**INSTRUCTIONS FOR THE TASK**
Taking the records line by line, how many lines contain the word "down"? Answer with the number only.

**GIVEN DATA**
##############################

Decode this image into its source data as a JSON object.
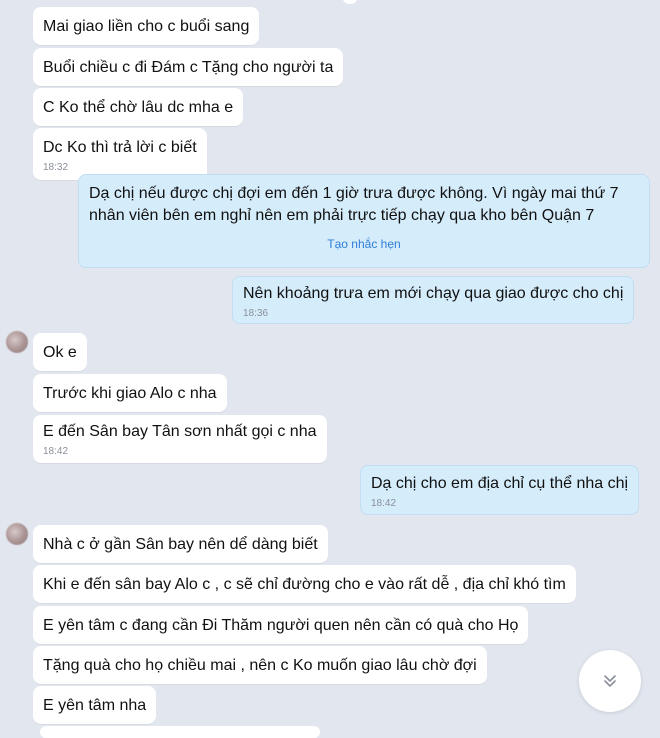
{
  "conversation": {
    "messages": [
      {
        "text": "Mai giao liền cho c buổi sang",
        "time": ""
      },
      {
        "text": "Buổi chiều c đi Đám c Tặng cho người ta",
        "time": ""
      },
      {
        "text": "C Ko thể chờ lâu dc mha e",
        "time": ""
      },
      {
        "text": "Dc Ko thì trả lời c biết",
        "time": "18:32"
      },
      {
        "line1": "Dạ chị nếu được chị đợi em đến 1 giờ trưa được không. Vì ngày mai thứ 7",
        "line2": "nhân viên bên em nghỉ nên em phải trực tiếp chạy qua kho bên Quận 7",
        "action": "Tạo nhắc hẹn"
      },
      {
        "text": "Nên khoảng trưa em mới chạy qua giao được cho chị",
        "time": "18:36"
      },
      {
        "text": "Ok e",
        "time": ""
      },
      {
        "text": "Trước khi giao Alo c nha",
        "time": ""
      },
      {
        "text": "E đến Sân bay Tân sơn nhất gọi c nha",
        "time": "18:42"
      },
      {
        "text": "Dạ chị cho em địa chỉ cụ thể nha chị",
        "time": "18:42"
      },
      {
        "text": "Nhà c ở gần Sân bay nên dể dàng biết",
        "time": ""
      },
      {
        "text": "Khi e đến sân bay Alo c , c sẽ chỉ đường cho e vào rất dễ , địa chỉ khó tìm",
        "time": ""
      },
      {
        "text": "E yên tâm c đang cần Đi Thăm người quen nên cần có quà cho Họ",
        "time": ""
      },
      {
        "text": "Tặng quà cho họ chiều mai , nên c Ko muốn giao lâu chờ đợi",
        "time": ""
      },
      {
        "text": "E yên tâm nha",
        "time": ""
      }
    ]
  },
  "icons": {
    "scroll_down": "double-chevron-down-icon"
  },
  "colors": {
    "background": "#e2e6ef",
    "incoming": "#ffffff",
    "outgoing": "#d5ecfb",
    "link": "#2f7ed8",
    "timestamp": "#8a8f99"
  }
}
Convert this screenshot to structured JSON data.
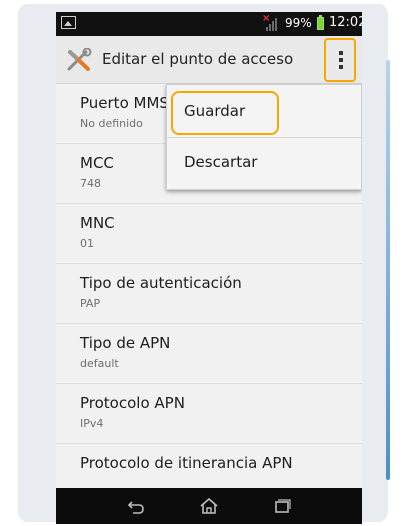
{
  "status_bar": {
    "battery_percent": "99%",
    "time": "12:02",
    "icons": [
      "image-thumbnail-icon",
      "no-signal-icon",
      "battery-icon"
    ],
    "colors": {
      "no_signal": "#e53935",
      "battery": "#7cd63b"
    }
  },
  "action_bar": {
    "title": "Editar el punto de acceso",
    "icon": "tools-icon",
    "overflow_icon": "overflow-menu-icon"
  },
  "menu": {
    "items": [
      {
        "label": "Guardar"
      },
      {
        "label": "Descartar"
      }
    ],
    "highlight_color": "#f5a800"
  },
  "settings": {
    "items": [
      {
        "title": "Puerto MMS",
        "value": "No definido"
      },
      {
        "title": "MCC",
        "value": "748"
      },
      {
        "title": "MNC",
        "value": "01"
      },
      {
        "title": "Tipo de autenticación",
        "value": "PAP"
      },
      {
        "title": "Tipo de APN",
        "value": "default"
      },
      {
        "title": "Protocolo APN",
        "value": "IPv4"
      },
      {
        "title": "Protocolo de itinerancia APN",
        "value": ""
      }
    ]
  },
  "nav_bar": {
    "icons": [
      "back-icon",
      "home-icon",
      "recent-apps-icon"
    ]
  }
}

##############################

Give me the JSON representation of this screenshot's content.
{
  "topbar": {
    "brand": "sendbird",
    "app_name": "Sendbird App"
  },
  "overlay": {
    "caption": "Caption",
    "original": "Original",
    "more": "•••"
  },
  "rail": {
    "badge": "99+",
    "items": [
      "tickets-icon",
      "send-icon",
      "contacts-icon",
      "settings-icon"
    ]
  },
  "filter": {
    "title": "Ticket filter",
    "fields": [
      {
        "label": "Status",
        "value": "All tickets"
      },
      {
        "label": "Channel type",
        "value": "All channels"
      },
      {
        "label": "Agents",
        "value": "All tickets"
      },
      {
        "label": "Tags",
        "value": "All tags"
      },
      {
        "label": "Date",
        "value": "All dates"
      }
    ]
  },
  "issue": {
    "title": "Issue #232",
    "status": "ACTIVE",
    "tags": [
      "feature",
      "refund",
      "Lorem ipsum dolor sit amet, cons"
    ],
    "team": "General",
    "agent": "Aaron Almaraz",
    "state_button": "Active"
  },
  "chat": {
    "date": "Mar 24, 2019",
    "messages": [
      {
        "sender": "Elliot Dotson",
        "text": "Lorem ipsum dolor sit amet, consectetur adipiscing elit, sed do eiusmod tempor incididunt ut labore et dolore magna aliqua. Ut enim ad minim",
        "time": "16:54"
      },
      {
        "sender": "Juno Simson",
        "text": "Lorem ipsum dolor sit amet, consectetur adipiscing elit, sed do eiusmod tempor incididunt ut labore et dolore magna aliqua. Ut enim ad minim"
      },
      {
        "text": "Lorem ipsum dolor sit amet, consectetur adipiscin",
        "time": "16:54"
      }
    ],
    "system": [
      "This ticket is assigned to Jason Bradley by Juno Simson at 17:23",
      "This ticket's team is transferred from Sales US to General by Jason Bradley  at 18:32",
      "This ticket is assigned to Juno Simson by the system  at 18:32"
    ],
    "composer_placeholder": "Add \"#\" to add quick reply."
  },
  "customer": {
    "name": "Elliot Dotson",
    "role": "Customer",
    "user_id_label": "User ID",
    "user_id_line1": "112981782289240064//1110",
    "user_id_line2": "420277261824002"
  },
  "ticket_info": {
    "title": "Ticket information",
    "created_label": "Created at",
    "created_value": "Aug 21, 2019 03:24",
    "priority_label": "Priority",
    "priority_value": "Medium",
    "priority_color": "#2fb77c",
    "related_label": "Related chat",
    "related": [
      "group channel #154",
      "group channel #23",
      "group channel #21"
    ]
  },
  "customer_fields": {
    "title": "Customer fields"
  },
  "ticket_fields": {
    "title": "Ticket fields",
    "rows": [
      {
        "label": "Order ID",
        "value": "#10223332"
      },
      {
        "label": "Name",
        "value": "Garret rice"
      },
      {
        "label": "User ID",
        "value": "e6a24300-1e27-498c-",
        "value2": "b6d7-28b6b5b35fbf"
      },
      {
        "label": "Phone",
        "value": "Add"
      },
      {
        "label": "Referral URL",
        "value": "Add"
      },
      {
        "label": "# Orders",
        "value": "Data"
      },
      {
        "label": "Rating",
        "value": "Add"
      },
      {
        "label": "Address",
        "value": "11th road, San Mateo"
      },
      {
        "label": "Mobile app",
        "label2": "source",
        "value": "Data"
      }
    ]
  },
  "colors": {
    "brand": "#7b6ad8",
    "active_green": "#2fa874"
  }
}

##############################

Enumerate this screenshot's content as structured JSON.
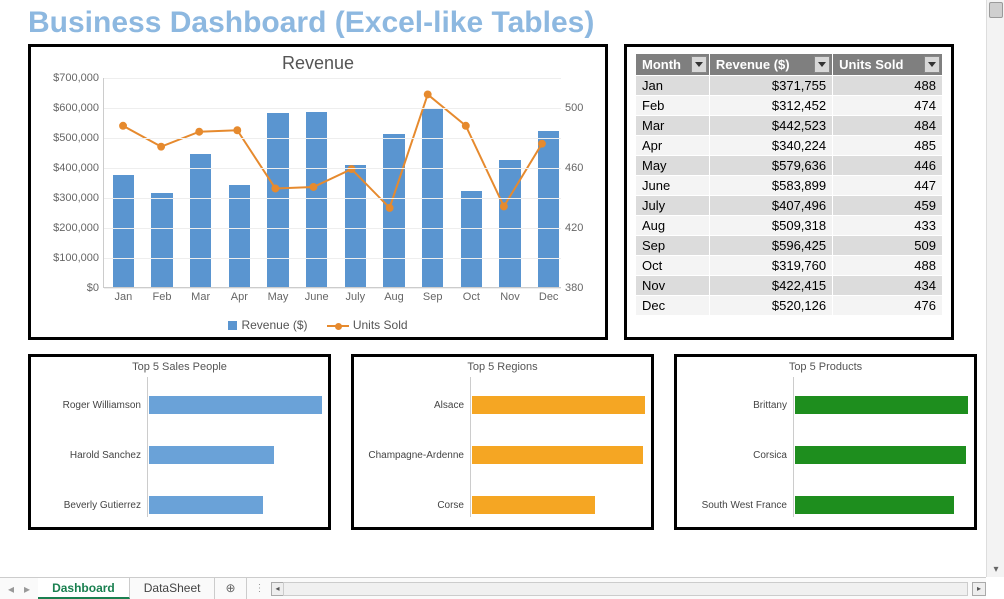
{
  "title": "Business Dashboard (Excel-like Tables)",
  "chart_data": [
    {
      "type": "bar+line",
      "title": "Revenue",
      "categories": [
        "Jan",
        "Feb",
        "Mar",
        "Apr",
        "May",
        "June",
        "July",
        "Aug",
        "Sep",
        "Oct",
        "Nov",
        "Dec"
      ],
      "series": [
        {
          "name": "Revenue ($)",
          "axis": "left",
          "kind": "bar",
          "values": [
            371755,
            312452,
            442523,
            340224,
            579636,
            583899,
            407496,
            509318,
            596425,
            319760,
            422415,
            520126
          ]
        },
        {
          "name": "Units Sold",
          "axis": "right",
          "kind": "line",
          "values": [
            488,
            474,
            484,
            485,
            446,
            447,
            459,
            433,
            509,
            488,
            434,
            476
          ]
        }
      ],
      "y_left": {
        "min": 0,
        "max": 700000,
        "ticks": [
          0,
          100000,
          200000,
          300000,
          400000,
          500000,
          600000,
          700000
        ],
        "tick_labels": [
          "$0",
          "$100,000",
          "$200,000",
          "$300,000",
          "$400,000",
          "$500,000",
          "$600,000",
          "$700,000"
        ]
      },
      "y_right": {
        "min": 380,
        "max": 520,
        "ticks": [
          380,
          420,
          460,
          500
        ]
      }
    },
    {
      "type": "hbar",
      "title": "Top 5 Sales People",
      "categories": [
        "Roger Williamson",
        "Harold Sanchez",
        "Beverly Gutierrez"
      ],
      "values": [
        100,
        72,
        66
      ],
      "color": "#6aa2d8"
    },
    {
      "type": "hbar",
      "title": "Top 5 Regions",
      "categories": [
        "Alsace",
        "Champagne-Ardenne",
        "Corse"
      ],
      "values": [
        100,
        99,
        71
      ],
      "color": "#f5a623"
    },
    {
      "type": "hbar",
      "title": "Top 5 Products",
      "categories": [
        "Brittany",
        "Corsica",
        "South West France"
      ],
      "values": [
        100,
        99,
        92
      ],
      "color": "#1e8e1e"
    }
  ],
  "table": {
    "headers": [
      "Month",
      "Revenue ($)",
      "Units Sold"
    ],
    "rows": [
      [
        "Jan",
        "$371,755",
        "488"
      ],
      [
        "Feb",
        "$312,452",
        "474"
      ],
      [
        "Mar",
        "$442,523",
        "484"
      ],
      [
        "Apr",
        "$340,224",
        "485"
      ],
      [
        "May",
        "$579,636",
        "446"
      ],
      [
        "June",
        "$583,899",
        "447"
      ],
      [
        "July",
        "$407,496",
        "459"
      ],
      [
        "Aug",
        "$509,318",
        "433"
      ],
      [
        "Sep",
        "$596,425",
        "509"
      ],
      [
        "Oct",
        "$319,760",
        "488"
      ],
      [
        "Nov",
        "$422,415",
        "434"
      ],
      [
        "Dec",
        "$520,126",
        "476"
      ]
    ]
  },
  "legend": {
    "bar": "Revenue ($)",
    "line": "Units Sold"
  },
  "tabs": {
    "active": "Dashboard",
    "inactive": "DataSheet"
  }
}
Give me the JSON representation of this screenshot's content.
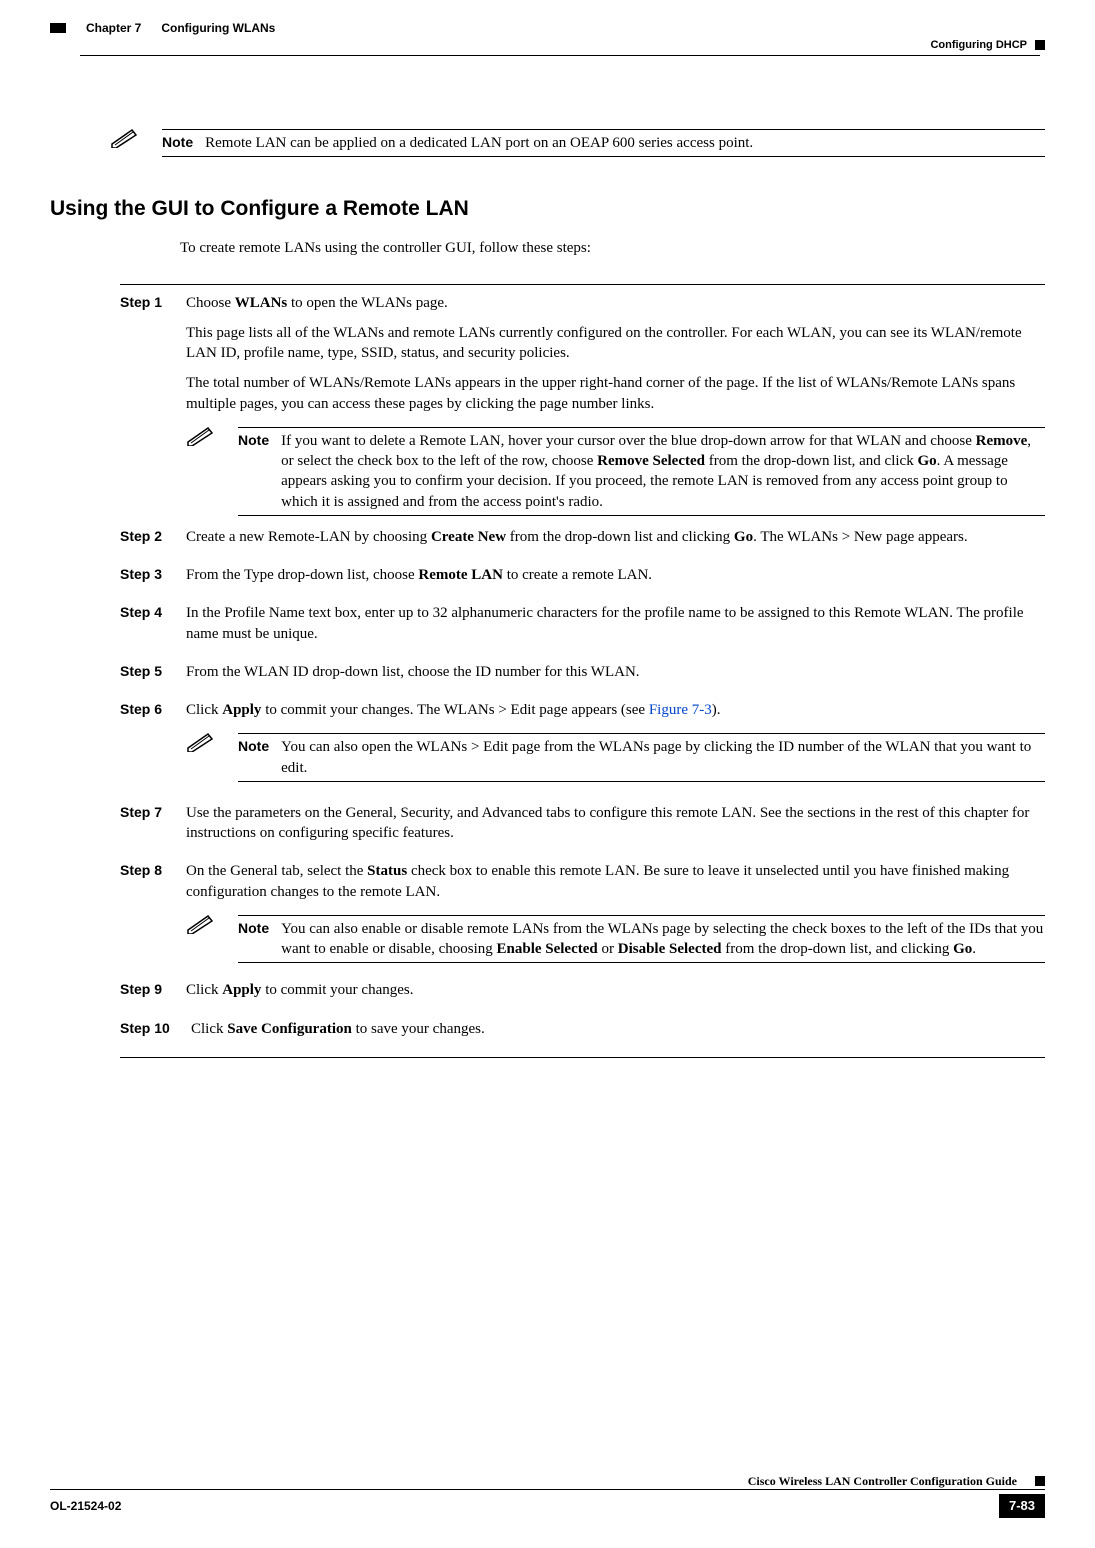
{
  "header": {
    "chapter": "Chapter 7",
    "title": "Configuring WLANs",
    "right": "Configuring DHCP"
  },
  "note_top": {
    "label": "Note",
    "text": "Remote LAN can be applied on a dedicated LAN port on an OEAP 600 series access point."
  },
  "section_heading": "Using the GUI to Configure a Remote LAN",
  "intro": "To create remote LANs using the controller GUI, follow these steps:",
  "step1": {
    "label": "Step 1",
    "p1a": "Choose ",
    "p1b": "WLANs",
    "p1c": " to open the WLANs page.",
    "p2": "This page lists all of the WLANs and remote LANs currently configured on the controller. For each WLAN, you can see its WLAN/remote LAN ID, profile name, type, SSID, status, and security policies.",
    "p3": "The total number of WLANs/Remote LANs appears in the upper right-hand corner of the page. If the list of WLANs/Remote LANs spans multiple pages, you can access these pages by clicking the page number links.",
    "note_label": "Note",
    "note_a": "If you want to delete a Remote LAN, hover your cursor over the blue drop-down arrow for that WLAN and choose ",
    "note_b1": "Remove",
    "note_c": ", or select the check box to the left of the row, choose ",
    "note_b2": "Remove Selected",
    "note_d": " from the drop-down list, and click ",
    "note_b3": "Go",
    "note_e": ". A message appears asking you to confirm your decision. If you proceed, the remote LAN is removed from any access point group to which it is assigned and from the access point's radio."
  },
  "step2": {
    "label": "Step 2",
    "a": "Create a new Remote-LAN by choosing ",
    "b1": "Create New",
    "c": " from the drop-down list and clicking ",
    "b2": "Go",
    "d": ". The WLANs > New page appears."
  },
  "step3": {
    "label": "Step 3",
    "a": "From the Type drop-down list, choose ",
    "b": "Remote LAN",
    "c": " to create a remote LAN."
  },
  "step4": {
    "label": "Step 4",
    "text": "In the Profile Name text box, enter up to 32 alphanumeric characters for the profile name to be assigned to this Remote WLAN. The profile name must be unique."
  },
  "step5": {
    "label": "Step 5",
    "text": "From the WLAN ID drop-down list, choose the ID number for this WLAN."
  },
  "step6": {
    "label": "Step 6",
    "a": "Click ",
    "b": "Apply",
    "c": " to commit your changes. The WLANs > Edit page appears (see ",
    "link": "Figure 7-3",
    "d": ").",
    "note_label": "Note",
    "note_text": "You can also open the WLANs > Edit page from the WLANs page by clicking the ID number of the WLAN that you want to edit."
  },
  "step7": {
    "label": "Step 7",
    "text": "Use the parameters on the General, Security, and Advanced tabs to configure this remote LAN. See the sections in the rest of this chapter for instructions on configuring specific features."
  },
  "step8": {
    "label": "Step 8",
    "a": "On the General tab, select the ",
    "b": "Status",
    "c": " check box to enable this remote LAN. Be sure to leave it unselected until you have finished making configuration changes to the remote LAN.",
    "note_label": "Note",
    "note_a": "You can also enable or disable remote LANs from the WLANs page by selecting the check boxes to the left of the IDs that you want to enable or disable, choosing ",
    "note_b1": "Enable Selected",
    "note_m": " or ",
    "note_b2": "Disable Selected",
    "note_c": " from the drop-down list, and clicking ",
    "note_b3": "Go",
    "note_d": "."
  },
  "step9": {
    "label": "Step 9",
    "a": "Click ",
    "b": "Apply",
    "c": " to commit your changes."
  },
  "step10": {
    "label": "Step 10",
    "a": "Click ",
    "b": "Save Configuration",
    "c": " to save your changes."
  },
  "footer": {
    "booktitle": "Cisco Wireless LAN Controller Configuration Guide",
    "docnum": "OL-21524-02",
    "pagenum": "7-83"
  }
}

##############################

**RESULT**
7